### TASK TO COMPLETE
Copy out all the lines in the records that include the word "this".

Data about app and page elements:
******************************

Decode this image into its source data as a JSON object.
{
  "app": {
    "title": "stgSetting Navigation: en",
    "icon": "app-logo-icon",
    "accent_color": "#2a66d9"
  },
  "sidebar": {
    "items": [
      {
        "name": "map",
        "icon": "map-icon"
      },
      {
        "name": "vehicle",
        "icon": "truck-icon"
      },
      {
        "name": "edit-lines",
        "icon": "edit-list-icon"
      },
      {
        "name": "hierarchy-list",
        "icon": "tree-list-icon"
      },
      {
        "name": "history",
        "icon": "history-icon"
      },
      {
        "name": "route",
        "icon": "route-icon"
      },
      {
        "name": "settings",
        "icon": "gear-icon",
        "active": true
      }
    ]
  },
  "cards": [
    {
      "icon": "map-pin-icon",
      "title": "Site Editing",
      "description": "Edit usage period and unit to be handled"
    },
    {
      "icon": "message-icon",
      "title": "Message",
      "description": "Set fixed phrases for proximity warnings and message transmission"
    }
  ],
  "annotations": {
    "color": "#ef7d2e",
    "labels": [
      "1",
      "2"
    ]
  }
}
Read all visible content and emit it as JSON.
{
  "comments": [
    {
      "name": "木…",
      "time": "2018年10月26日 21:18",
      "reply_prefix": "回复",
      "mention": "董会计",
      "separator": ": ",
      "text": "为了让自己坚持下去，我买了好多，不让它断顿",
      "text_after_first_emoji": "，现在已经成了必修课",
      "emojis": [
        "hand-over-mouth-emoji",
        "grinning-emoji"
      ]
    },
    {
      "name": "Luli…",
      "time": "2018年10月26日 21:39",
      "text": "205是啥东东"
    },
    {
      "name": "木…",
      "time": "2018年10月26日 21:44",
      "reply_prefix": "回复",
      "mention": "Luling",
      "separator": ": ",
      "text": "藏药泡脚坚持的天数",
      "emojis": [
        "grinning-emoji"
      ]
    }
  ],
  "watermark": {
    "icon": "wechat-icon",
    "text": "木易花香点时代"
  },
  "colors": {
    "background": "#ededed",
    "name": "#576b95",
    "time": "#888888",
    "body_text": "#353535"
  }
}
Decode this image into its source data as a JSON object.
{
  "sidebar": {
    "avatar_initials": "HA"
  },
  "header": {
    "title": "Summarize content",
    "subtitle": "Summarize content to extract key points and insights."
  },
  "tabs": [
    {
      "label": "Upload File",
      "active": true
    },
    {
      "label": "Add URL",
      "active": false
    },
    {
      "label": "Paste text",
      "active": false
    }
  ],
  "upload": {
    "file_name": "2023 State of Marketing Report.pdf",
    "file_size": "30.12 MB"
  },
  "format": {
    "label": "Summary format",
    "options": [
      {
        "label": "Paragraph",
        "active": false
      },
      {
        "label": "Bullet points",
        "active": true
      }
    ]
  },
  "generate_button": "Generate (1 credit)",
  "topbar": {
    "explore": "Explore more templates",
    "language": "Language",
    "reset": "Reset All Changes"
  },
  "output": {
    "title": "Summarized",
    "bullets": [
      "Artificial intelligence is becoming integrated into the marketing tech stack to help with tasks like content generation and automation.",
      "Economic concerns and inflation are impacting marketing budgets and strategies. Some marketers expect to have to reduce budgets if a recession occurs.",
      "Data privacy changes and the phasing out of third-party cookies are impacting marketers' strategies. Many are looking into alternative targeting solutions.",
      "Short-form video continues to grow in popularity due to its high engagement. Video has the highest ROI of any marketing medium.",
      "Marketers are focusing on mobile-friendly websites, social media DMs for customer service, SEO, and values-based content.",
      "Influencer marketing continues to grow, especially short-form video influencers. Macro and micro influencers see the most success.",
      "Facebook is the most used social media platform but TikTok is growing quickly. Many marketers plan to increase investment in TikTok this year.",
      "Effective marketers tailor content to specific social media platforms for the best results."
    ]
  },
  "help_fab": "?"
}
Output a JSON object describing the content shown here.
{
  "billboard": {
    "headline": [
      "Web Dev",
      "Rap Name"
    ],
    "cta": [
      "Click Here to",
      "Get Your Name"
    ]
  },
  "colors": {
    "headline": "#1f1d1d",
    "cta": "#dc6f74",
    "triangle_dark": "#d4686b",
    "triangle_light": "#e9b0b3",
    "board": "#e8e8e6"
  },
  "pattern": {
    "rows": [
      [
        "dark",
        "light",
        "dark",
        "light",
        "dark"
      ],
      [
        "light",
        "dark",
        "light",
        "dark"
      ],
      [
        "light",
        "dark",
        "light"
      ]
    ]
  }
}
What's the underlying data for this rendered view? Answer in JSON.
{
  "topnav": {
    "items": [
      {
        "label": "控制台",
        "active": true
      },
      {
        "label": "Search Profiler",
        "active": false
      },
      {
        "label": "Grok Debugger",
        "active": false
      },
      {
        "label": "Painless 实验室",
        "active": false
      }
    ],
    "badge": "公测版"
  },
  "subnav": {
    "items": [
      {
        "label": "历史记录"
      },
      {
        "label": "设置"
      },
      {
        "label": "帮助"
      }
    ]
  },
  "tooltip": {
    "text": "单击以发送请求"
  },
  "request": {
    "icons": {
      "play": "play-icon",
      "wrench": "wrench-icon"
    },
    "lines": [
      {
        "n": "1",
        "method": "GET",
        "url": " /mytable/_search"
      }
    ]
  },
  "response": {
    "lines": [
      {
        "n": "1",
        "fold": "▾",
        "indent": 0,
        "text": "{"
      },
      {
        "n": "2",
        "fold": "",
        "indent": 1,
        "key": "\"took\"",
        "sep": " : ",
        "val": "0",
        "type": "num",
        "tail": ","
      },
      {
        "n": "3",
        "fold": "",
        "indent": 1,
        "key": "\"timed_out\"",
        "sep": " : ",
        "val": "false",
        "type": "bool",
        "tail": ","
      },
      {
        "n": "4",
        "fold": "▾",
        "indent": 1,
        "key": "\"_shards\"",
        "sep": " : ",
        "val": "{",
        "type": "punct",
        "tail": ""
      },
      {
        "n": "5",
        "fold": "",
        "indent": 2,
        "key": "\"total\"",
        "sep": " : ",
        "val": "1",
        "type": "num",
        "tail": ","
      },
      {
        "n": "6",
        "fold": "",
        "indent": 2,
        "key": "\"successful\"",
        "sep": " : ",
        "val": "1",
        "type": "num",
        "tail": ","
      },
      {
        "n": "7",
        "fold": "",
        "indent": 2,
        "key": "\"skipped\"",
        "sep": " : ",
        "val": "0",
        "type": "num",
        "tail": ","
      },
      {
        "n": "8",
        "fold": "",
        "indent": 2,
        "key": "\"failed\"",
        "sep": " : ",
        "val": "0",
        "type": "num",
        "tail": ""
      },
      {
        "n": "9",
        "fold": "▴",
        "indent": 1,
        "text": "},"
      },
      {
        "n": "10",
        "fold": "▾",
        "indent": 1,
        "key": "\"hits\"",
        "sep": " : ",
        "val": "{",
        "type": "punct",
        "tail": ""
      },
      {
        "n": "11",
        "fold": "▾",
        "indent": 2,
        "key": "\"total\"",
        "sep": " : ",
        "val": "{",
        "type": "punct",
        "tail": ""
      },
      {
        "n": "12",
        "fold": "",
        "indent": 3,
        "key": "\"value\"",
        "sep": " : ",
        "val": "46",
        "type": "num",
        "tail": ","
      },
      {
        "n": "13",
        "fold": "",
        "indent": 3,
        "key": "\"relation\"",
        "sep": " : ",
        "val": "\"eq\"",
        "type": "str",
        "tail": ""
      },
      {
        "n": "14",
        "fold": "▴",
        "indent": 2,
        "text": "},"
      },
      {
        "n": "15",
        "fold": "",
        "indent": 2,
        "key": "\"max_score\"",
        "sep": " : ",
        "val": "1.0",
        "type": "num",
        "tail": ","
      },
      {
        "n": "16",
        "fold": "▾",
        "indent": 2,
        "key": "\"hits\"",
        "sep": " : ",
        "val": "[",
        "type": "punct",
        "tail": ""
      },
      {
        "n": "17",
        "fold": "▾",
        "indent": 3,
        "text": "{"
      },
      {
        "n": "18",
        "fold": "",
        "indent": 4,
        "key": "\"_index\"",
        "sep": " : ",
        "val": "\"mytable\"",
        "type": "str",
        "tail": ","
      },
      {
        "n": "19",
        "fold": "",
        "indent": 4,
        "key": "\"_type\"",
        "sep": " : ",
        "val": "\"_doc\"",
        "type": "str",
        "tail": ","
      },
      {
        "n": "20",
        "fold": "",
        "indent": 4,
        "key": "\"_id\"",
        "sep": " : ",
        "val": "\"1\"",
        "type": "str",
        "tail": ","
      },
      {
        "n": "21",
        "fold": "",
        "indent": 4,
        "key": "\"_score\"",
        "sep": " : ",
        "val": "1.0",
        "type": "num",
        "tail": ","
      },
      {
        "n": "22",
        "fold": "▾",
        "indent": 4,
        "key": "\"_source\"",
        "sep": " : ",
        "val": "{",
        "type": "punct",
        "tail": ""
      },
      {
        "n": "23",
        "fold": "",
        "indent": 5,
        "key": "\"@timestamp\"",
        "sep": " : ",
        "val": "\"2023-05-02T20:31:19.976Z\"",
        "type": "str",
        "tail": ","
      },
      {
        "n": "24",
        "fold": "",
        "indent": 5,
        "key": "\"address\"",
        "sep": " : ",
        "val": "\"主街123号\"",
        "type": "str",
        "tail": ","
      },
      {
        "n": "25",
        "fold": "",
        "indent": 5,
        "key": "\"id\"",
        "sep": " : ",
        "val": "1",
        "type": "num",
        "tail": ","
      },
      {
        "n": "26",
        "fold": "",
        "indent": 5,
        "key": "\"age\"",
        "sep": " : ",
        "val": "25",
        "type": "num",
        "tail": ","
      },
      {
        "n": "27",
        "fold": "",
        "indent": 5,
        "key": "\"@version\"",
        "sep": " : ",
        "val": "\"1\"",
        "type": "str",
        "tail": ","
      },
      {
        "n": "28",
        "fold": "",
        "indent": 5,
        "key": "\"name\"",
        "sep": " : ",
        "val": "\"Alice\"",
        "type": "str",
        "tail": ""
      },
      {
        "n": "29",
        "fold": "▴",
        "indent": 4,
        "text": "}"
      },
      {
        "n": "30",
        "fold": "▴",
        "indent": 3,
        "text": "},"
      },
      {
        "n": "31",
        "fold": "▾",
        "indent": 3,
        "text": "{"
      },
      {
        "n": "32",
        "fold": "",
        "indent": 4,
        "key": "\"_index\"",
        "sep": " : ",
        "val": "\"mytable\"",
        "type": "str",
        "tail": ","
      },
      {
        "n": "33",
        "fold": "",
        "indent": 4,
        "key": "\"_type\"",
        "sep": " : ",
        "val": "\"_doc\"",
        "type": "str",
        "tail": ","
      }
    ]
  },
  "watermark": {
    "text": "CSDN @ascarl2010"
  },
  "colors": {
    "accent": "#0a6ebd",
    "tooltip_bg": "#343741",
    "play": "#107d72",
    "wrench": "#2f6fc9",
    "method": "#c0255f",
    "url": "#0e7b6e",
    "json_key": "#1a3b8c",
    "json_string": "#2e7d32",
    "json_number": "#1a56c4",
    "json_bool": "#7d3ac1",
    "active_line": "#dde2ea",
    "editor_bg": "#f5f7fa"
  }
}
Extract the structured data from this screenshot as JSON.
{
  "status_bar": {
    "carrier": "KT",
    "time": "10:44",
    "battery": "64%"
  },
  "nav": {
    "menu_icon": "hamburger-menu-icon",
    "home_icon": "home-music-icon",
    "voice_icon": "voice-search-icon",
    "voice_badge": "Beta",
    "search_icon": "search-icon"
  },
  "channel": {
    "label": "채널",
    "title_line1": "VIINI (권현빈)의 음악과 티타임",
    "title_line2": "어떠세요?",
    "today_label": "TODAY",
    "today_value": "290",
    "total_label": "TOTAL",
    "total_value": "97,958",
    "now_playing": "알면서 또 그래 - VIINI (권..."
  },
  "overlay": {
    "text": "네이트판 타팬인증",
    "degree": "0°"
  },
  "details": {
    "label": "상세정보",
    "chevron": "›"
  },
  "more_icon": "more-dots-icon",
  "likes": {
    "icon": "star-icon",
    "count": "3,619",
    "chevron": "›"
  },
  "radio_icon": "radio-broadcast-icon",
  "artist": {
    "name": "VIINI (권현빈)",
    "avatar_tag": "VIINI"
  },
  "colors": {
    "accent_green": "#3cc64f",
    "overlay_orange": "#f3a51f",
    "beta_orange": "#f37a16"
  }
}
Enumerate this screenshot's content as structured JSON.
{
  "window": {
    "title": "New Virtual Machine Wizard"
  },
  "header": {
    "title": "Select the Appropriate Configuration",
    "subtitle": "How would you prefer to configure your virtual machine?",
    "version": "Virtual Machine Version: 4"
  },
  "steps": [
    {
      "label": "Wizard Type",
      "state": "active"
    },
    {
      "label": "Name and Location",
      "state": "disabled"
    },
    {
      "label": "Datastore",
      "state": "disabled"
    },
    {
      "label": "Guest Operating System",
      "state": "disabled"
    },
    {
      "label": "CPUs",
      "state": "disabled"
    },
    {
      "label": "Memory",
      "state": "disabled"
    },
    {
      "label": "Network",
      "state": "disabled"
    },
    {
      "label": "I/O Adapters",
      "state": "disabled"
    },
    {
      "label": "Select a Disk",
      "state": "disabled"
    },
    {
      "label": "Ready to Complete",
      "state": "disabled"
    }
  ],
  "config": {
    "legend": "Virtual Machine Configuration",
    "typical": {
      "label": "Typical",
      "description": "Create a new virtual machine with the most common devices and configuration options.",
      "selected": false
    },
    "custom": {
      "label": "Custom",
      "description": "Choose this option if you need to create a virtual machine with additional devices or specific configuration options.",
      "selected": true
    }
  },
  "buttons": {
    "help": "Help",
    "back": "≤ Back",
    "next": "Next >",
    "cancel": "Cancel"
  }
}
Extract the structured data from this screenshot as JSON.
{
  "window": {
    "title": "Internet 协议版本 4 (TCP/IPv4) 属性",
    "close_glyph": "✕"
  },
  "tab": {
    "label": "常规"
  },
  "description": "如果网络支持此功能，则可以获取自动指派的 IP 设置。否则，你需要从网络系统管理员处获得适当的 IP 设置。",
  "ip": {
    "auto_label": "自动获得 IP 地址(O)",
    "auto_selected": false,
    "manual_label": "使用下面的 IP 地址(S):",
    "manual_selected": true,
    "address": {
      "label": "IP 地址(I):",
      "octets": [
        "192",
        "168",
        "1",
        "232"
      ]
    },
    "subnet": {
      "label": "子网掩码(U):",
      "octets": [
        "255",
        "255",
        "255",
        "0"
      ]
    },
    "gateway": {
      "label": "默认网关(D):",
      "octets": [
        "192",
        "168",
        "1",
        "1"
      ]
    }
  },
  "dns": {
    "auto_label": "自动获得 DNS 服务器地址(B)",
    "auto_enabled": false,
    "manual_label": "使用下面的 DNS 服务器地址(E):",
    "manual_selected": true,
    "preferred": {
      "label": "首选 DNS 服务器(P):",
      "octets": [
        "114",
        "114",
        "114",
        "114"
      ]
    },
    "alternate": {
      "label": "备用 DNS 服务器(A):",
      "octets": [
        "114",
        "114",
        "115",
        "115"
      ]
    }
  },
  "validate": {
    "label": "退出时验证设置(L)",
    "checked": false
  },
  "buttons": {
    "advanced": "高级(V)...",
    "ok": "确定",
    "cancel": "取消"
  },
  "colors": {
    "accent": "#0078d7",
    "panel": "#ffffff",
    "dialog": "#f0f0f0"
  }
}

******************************

### REPLY
Decode this image into its source data as a JSON object.
Decode this image into its source data as a JSON object.
      "Facebook is the most used social media platform but TikTok is growing quickly. Many marketers plan to increase investment in TikTok this year.",
What's the underlying data for this rendered view? Answer in JSON.
Extract the structured data from this screenshot as JSON.
Enumerate this screenshot's content as structured JSON.
      "description": "Choose this option if you need to create a virtual machine with additional devices or specific configuration options.",
Extract the structured data from this screenshot as JSON.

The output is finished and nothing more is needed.